When I joined the English Department and began advising English majors, one after another said, "I have to take a course with Jon Hassler." Hundreds of students enrolled in Jon's Creative Writing and Minnesota Authors courses, and Pat Hicks describes the amazing experience of studying with Jon.

But Jon also gave a remarkable gift to fifteen students who weren't enrolled in his class; they were taking my publishing course in 1997. These were the first students at St. John's and St. Ben's who had the opportunity to make books by hand, setting lead type letter by letter in the book-arts studio we had just installed at St. Ben's.

Jon heard about the work we were doing in that course, and he asked me whether I thought the students might like to create books using a story he was working on, a children's book in verse titled Carrington Clote.

Yes, I said. Yes, I think they'd like that.

And so Jon gave us several verses about a gifted, intrepid, outspoken girl named Carrington, a girl that my mother would call (with a meaningfully raised brow) a handful.

By sharing this work-in-progress with fifteen students, Jon gave them an opportunity to forge a link between their imaginations, as book artists, and his writerly imagination. When the students finished their books, Jon came to survey their projects: fifteen responses to Carrington Clote; fifteen ways to honor this writer they so admired.

Two students made books whose pages unfolded in the form of a hopscotch game, with a stanza in every block. Another student, intrigued by Carrington's contempt for girls who thought only about the stuff in their purses, made the book itself in the form of a purse.

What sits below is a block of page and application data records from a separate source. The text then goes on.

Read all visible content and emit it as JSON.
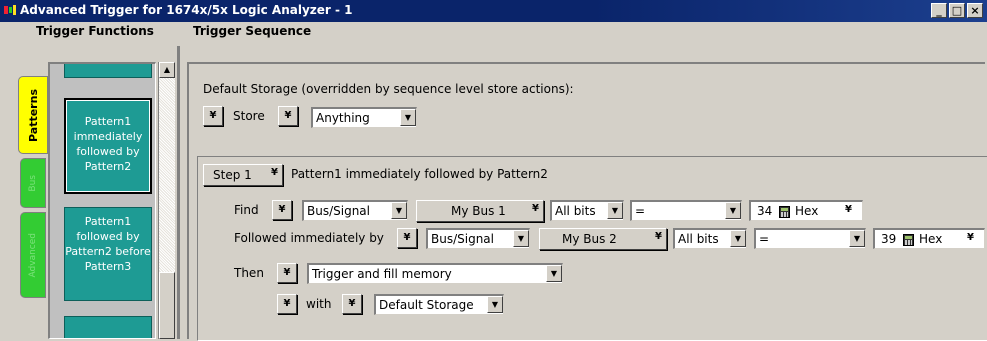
{
  "window": {
    "title": "Advanced Trigger for 1674x/5x Logic Analyzer - 1",
    "buttons": [
      "_",
      "□",
      "×"
    ]
  },
  "headers": {
    "left": "Trigger Functions",
    "right": "Trigger Sequence"
  },
  "tabs": [
    {
      "label": "Patterns",
      "color": "#ffff00",
      "active": true
    },
    {
      "label": "Bus",
      "color": "#33cc33"
    },
    {
      "label": "Advanced",
      "color": "#33cc33"
    }
  ],
  "palette": {
    "tiles": [
      {
        "label": "Pattern1 immediately followed by Pattern2",
        "selected": true
      },
      {
        "label": "Pattern1 followed by Pattern2 before Pattern3"
      }
    ]
  },
  "default_storage": {
    "caption": "Default Storage (overridden by sequence level store actions):",
    "store_label": "Store",
    "store_value": "Anything"
  },
  "step": {
    "step_label": "Step 1",
    "description": "Pattern1 immediately followed by Pattern2",
    "find": {
      "label": "Find",
      "type": "Bus/Signal",
      "bus": "My Bus 1",
      "bits": "All bits",
      "operator": "=",
      "value": "34",
      "base": "Hex"
    },
    "followed": {
      "label": "Followed immediately by",
      "type": "Bus/Signal",
      "bus": "My Bus 2",
      "bits": "All bits",
      "operator": "=",
      "value": "39",
      "base": "Hex"
    },
    "then": {
      "label": "Then",
      "action": "Trigger and fill memory"
    },
    "with": {
      "label": "with",
      "storage": "Default Storage"
    }
  },
  "icons": {
    "app": "logic-analyzer-icon",
    "chevron": "double-chevron-down-icon",
    "combo_arrow": "triangle-down-icon",
    "calc": "calculator-icon"
  },
  "colors": {
    "title_bar": "#0a246a",
    "tile": "#1e9b94",
    "face": "#d4d0c8"
  }
}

This ingenious turn transformed the purse from a container for lipsticks and hair doodads into a pocket book that held the story of a red-haired, fleet-footed, blazingly smart girl.

I think that Jon was pleased when he saw the creative work his poem had inspired. I know that those fifteen students treasure the books they made, and treasure even more deeply the generous gift he gave them: the gift of shared imagination.